*WHAT THE TASK ASKS:* Could you give the data that follows again exactly, without its pictures?
=== GIVEN INFORMATION ===
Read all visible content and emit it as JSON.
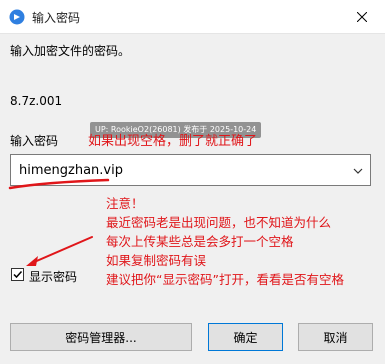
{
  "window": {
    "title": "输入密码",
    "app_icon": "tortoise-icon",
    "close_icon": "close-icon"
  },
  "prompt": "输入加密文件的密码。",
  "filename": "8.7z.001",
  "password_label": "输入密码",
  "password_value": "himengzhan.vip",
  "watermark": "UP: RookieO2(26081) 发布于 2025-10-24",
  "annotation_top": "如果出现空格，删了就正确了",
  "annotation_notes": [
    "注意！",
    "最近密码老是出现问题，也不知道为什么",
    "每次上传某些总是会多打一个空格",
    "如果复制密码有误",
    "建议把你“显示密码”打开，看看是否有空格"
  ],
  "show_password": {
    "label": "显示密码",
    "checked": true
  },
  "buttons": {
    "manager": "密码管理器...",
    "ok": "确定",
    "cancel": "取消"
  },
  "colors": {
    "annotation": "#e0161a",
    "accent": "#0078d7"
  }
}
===
*WORKED SOLUTION:*
Read all visible content and emit it as JSON.
{
  "window": {
    "title": "输入密码",
    "app_icon": "tortoise-icon",
    "close_icon": "close-icon"
  },
  "prompt": "输入加密文件的密码。",
  "filename": "8.7z.001",
  "password_label": "输入密码",
  "password_value": "himengzhan.vip",
  "watermark": "UP: RookieO2(26081) 发布于 2025-10-24",
  "annotation_top": "如果出现空格，删了就正确了",
  "annotation_notes": [
    "注意！",
    "最近密码老是出现问题，也不知道为什么",
    "每次上传某些总是会多打一个空格",
    "如果复制密码有误",
    "建议把你“显示密码”打开，看看是否有空格"
  ],
  "show_password": {
    "label": "显示密码",
    "checked": true
  },
  "buttons": {
    "manager": "密码管理器...",
    "ok": "确定",
    "cancel": "取消"
  },
  "colors": {
    "annotation": "#e0161a",
    "accent": "#0078d7"
  }
}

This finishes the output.